Next, the insurance company will try to get the other driver’s version of events so that both statements can be compared and reviewed for any inconsistencies. But suddenly the adjuster tells you that they can’t get ahold of the at-fault driver, or that the driver who hit you won’t speak to them about the accident. The adjuster may even tell you their hands are tied until the other driver decides to cooperate.
Where does this leave your claim? If you’re really badly injured and are facing mounting medical bills or an extended absence from work, consider contacting an experienced car accident lawyer about your legal rights and options.
Insured Drivers Have A Duty To Cooperate
Every modern auto liability insurance policy has a “duty to cooperate” clause, in which the insured driver has explicitly agreed to cooperate with their insurer’s investigation and defense of a claim. Failure to cooperate may result in an insurance company deciding to deny coverage.
Since in this example you would be the person instigating the claim, you may feel that the process should be easier since you are cooperating. But really, the other driver is the person who would be seeking coverage under this policy. Since you are claiming someone else is at fault for the accident which caused your injuries, you are making a legal liability claim against that individual.
The at-fault driver’s insurance coverage is designed to protect them from having to use their own finances to compensate you. By simply filing a claim with their insurance company, you are entering into an adversarial relationship with the driver and the insurance company. Understanding and accepting this important distinction for what it is should help you gain a more realistic perspective on the personal injury claims process and your relationship to those involved.
More About ‘Third-Party’ Insurance Claims
If you make a claim against another driver’s insurance company, that insurer is technically referred to as the “third party” insurer, and your claim is a third-party liability claim.
Many accident victims mistakenly believe that insurance companies exist to provide coverage to them if they’ve been harmed. This is one of the greatest misconceptions about the auto insurance industry and liability insurance claims processes. In reality, the other driver’s insurance company has a duty to protect their own insured driver against your claim. Insurance companies do this in several ways:
- They may investigate your claim to see if it is legitimate
- If the insurance adjuster feels the claim is legitimate and reasonable, they may attempt to settle out-of-court with you
- If your claim is rejected, they will retain legal counsel to defend their own driver if you file a lawsuit
The at-fault driver’s insurance company is on the at-fault driver’s side, not your side. Think about it like this: if you were at-fault in an accident, you’d want your insurance company to defend your side vigorously.
Understanding The Role Of ‘First-Party’ Uninsured Motorist (UM/UIM) Coverage

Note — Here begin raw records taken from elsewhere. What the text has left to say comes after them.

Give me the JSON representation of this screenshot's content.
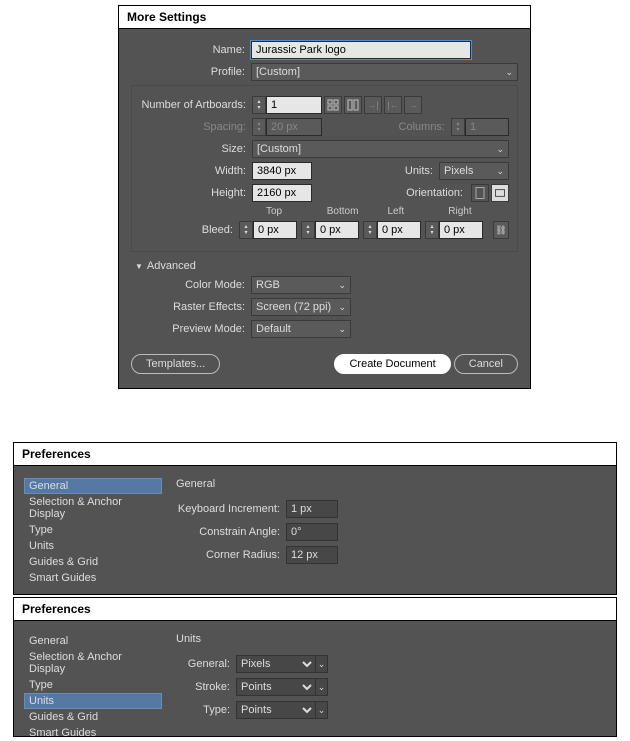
{
  "panelA": {
    "title": "More Settings",
    "labels": {
      "name": "Name:",
      "profile": "Profile:",
      "numArtboards": "Number of Artboards:",
      "spacing": "Spacing:",
      "columns": "Columns:",
      "size": "Size:",
      "width": "Width:",
      "units": "Units:",
      "height": "Height:",
      "orientation": "Orientation:",
      "top": "Top",
      "bottom": "Bottom",
      "left": "Left",
      "right": "Right",
      "bleed": "Bleed:",
      "advanced": "Advanced",
      "colorMode": "Color Mode:",
      "rasterEffects": "Raster Effects:",
      "previewMode": "Preview Mode:"
    },
    "values": {
      "name": "Jurassic Park logo",
      "profile": "[Custom]",
      "numArtboards": "1",
      "spacing": "20 px",
      "columns": "1",
      "size": "[Custom]",
      "width": "3840 px",
      "units": "Pixels",
      "height": "2160 px",
      "bleedTop": "0 px",
      "bleedBottom": "0 px",
      "bleedLeft": "0 px",
      "bleedRight": "0 px",
      "colorMode": "RGB",
      "rasterEffects": "Screen (72 ppi)",
      "previewMode": "Default"
    },
    "buttons": {
      "templates": "Templates...",
      "create": "Create Document",
      "cancel": "Cancel"
    }
  },
  "panelB": {
    "title": "Preferences",
    "sidebar": [
      "General",
      "Selection & Anchor Display",
      "Type",
      "Units",
      "Guides & Grid",
      "Smart Guides"
    ],
    "heading": "General",
    "labels": {
      "ki": "Keyboard Increment:",
      "ca": "Constrain Angle:",
      "cr": "Corner Radius:"
    },
    "values": {
      "ki": "1 px",
      "ca": "0°",
      "cr": "12 px"
    }
  },
  "panelC": {
    "title": "Preferences",
    "sidebar": [
      "General",
      "Selection & Anchor Display",
      "Type",
      "Units",
      "Guides & Grid",
      "Smart Guides"
    ],
    "heading": "Units",
    "labels": {
      "gen": "General:",
      "stroke": "Stroke:",
      "type": "Type:"
    },
    "values": {
      "gen": "Pixels",
      "stroke": "Points",
      "type": "Points"
    }
  }
}
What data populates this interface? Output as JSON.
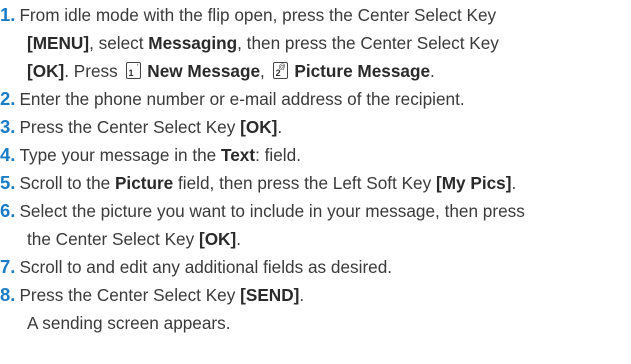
{
  "steps": [
    {
      "number": "1.",
      "line1_pre": "From idle mode with the flip open, press the Center Select Key",
      "line2_menu": "[MENU]",
      "line2_mid": ", select ",
      "line2_messaging": "Messaging",
      "line2_post": ", then press the Center Select Key",
      "line3_ok": "[OK]",
      "line3_press": ". Press ",
      "key1_digit": "1",
      "key1_glyph": "'",
      "line3_new_message": "New Message",
      "line3_comma": ", ",
      "key2_digit": "2",
      "key2_glyph": "@",
      "line3_picture_message": "Picture Message",
      "line3_end": "."
    },
    {
      "number": "2.",
      "text": "Enter the phone number or e-mail address of the recipient."
    },
    {
      "number": "3.",
      "pre": "Press the Center Select Key ",
      "bold": "[OK]",
      "post": "."
    },
    {
      "number": "4.",
      "pre": "Type your message in the ",
      "bold": "Text",
      "post": ": field."
    },
    {
      "number": "5.",
      "pre": "Scroll to the ",
      "bold1": "Picture",
      "mid": " field, then press the Left Soft Key ",
      "bold2": "[My Pics]",
      "post": "."
    },
    {
      "number": "6.",
      "line1": "Select the picture you want to include in your message, then press",
      "line2_pre": "the Center Select Key ",
      "line2_bold": "[OK]",
      "line2_post": "."
    },
    {
      "number": "7.",
      "text": "Scroll to and edit any additional fields as desired."
    },
    {
      "number": "8.",
      "pre": "Press the Center Select Key ",
      "bold": "[SEND]",
      "post": ".",
      "line2": "A sending screen appears."
    }
  ],
  "colors": {
    "step_number": "#1a7cc6",
    "text": "#3a3a3a"
  }
}
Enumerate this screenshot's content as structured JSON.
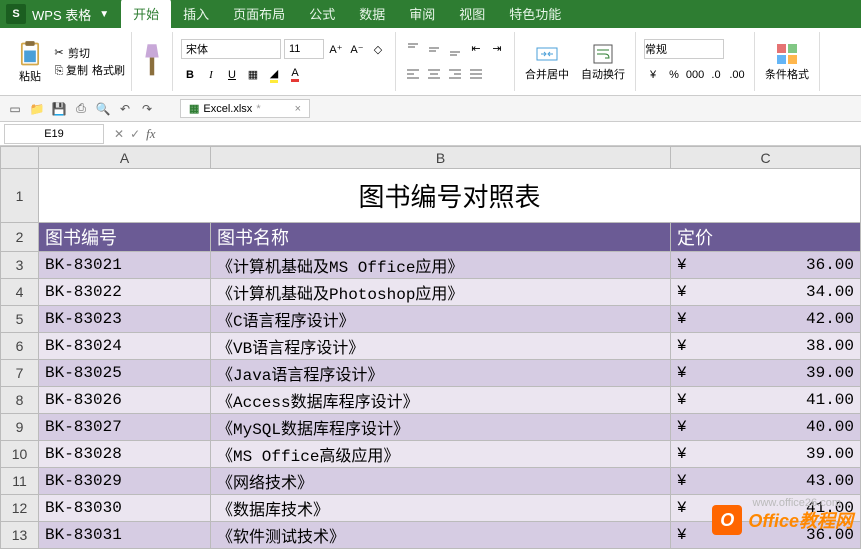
{
  "app": {
    "name": "WPS 表格"
  },
  "tabs": [
    "开始",
    "插入",
    "页面布局",
    "公式",
    "数据",
    "审阅",
    "视图",
    "特色功能"
  ],
  "ribbon": {
    "paste": "粘贴",
    "cut": "剪切",
    "copy": "复制",
    "format_painter": "格式刷",
    "font_name": "宋体",
    "font_size": "11",
    "merge_center": "合并居中",
    "wrap_text": "自动换行",
    "number_format": "常规",
    "cond_format": "条件格式"
  },
  "file_tab": "Excel.xlsx",
  "cell_ref": "E19",
  "columns": [
    "A",
    "B",
    "C"
  ],
  "sheet": {
    "title": "图书编号对照表",
    "headers": {
      "code": "图书编号",
      "name": "图书名称",
      "price": "定价"
    },
    "currency": "¥",
    "rows": [
      {
        "code": "BK-83021",
        "name": "《计算机基础及MS Office应用》",
        "price": "36.00"
      },
      {
        "code": "BK-83022",
        "name": "《计算机基础及Photoshop应用》",
        "price": "34.00"
      },
      {
        "code": "BK-83023",
        "name": "《C语言程序设计》",
        "price": "42.00"
      },
      {
        "code": "BK-83024",
        "name": "《VB语言程序设计》",
        "price": "38.00"
      },
      {
        "code": "BK-83025",
        "name": "《Java语言程序设计》",
        "price": "39.00"
      },
      {
        "code": "BK-83026",
        "name": "《Access数据库程序设计》",
        "price": "41.00"
      },
      {
        "code": "BK-83027",
        "name": "《MySQL数据库程序设计》",
        "price": "40.00"
      },
      {
        "code": "BK-83028",
        "name": "《MS Office高级应用》",
        "price": "39.00"
      },
      {
        "code": "BK-83029",
        "name": "《网络技术》",
        "price": "43.00"
      },
      {
        "code": "BK-83030",
        "name": "《数据库技术》",
        "price": "41.00"
      },
      {
        "code": "BK-83031",
        "name": "《软件测试技术》",
        "price": "36.00"
      }
    ]
  },
  "watermark": {
    "brand": "Office教程网",
    "url": "www.office26.com"
  }
}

While you wait for the other driver’s insurance company to get their situation straight, review the declarations page of your own auto insurance policy. If your policy includes Uninsured/Underinsured Motorist (UM/UIM) coverage, you may also be able to file a claim with your own insurance company. This would be considered a first-party claim, since the claim is being made against your own insurer and not another driver’s.
Making an uninsured motorist coverage claim may be your best option in this situation. Even though the other driver technically has insurance, your UM/UIM coverage may be available because the other insurance company is unwilling to offer their insurance benefits due to the other driver’s failure to cooperate. The other side might be looking for a way to decline coverage because their driver is not responding.
Choosing this path allows you to move forward, but it also comes with additional complexities. You may benefit from consulting with a lawyer about how to proceed if you reach this point.
What About Collision Coverage?
If you have collision coverage on your vehicle, your insurance company will pay to fix your car regardless of the other insurance company’s situation. Your insurance company may then work to recover the money it has used to cover you from the at-fault driver’s insurance company, leaving you out of that process.
Remember: this only covers the property damage to your car, not your injuries.
Filing a Lawsuit Against the Other Driver
As a last resort, you can file a lawsuit against the other driver. This isn’t against the other driver’s insurance company; it’s against the other driver directly.
When you do this, the other driver’s insurance company will hire an attorney to represent their client in the lawsuit. This can be difficult and usually will be taken to small claims court. If you reach this step in the process, if may be necessary to consult with an experienced personal injury attorney to evaluate your options. Sometimes, but not always, once a lawsuit is filed the adjuster on the other side will accept service on their insured’s behalf.
The top-rated legal team at Davis Law Group has helped auto accident victims in Washington state and across the U.S. better understand their legal rights and the inner workings of the insurance claims process for more than 25 years. We work with injury victims every day to evaluate whether their case would benefit from an attorney’s help, or if they may be capable of resolving their own claim without having to pay for an attorney.
Call our office in Seattle at (206) 727-4000 or use the confidential contact form on this page to request a free legal consultation with an attorney today. There are no up-front fees or costs associated with hiring an attorney at Davis Law Group, and you owe no attorney’s fees until we have successfully recovered compensation on your behalf.